“Close-up write” mode allows you to write in a zoomed box for better scrolling; you can easily move text or drawings around on the page; the app automatically recognizes shapes and converts them to editable vector objects; and Notes Plus seamlessly integrates typed text with handwritten notes. You can also record as you take notes, and Notes Plus associates the recorded sound with the notes you are taking at the time.
You also have control of colors, fonts, and pens, and the controls are hidden unless you call them up, leaving maximum screen space for the ruled pad. Deleting is quick and intuitive. You just cross out what you want deleted, and Notes Plus makes it go away. If you make a mistake, you can undo – but beware, there is no redo.

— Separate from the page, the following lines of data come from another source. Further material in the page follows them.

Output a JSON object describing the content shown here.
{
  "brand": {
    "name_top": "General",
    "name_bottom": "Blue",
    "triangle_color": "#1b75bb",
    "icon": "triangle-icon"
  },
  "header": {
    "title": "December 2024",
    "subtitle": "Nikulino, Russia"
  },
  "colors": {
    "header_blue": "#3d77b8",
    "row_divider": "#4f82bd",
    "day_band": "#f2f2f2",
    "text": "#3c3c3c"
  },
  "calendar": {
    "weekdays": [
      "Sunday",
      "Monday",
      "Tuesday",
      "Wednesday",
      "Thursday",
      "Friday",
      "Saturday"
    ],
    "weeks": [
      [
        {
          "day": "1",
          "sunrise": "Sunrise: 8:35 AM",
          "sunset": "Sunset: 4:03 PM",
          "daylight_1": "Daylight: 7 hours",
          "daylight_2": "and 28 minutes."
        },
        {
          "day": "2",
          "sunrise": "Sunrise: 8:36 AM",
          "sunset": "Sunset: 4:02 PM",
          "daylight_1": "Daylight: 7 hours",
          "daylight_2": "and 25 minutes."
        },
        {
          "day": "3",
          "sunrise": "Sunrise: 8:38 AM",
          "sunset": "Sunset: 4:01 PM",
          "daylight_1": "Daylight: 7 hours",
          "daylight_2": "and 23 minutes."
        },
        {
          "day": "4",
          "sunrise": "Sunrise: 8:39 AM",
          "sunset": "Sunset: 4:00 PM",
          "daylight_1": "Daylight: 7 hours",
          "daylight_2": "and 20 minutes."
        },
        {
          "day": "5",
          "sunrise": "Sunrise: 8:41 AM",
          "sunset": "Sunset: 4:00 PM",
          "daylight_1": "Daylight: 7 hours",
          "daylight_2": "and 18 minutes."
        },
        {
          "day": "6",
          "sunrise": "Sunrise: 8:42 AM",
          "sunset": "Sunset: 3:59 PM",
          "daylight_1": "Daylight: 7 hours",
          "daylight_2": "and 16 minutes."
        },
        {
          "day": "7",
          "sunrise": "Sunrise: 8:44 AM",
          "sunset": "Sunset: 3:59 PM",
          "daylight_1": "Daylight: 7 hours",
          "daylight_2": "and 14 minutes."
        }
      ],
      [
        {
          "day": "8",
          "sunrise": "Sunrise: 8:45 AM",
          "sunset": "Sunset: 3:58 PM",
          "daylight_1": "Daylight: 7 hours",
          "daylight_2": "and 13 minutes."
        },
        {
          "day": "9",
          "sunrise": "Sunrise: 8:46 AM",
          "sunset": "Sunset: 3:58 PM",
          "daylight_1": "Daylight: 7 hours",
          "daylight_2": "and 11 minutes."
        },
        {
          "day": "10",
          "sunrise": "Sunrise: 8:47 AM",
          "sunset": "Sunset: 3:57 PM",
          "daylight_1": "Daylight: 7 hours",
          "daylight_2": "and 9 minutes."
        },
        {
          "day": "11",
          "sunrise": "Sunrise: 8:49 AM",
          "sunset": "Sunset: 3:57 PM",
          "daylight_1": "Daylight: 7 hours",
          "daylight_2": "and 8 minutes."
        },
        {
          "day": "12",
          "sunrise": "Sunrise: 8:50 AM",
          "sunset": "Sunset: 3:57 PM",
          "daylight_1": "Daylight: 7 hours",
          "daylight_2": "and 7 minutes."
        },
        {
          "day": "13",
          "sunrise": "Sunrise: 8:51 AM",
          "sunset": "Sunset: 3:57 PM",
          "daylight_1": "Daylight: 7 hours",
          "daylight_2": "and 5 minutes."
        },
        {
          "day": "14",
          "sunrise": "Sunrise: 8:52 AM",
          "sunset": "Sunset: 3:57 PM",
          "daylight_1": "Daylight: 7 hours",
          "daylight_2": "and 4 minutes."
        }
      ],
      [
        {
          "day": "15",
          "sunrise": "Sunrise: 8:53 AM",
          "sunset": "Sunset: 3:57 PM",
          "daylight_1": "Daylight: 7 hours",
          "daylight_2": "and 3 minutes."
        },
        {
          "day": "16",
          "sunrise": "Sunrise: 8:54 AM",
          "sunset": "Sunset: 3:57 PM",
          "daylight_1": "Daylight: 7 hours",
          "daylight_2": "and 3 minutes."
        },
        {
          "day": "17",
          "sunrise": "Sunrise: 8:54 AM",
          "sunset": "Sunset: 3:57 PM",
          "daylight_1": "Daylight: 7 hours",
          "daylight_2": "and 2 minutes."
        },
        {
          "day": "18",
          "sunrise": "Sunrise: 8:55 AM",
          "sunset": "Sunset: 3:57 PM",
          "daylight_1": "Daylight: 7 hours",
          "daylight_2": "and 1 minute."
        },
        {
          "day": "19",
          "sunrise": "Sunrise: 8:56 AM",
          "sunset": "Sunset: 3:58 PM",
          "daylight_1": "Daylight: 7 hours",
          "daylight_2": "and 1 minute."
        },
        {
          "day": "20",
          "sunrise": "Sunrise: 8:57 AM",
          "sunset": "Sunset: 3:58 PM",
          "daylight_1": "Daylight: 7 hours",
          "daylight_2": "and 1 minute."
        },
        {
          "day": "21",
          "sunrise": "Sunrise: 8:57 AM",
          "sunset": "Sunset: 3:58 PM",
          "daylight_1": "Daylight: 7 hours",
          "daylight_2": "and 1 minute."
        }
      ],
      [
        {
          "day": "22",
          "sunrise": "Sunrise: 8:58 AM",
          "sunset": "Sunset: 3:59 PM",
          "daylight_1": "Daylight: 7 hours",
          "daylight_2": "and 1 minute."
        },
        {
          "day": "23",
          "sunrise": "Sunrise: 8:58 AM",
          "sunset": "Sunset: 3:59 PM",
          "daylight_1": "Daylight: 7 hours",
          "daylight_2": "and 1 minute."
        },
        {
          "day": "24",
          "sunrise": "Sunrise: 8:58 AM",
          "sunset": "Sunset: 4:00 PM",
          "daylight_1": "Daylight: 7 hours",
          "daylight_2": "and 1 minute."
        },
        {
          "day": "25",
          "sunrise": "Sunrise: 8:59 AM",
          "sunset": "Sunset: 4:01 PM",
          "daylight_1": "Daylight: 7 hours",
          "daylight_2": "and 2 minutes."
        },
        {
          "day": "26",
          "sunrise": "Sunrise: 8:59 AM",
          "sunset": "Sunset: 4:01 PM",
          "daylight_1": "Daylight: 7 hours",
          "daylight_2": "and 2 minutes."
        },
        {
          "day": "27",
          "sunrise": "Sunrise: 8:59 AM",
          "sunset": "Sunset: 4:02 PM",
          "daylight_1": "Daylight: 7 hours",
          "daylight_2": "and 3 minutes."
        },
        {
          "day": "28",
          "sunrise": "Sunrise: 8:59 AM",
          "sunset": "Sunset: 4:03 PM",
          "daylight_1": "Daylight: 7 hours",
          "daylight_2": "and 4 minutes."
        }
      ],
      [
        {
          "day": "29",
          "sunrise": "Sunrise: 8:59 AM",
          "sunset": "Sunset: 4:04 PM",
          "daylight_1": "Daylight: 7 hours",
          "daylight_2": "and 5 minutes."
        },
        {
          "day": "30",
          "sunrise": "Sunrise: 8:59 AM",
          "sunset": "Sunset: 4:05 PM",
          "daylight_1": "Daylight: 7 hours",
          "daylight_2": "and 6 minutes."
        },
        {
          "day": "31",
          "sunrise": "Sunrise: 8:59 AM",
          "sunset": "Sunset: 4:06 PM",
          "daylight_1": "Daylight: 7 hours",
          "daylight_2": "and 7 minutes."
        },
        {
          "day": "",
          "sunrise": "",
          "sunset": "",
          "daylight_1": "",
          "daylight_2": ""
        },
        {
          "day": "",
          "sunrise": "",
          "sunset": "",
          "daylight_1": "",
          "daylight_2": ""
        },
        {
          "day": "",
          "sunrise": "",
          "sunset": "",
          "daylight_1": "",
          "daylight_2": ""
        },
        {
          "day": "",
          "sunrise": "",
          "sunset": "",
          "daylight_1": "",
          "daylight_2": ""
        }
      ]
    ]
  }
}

Notes Plus is staggeringly popular in the App Store, and for good reason. I have seen one or two features in competitor apps that might be improvements, but nothing that trumps the assortment of features done right in this app. One such area is organization. Notes Plus displays pages in a thumbnail view, but that’s it. There is no sense of the relationship among note files, something I have found in some similar apps.
Otherwise, measured against other note-taking apps out there, I have only good things to say about Notes Plus. Now, let’s be cruel and measure Notes Plus against an ideal.
Remember the iPad’s ill-fated distant ancestor, the Newton, the personal digital assistant you used with a stylus, and learned something like Phoenician to use? At some point, some handwriting recognition has to happen for the note-taking apps. A recognition algorithm – even one that makes the user meets the app halfway – is too natural an evolution to ignore. Text can be manipulated. A picture of text cannot be.
The first developer that can package handwriting recognition in the note-taking genre kills the rest of these apps, period. I hope Viet Tran gets there first, because their attention to every nuance of a useful note application has thus far been stellar.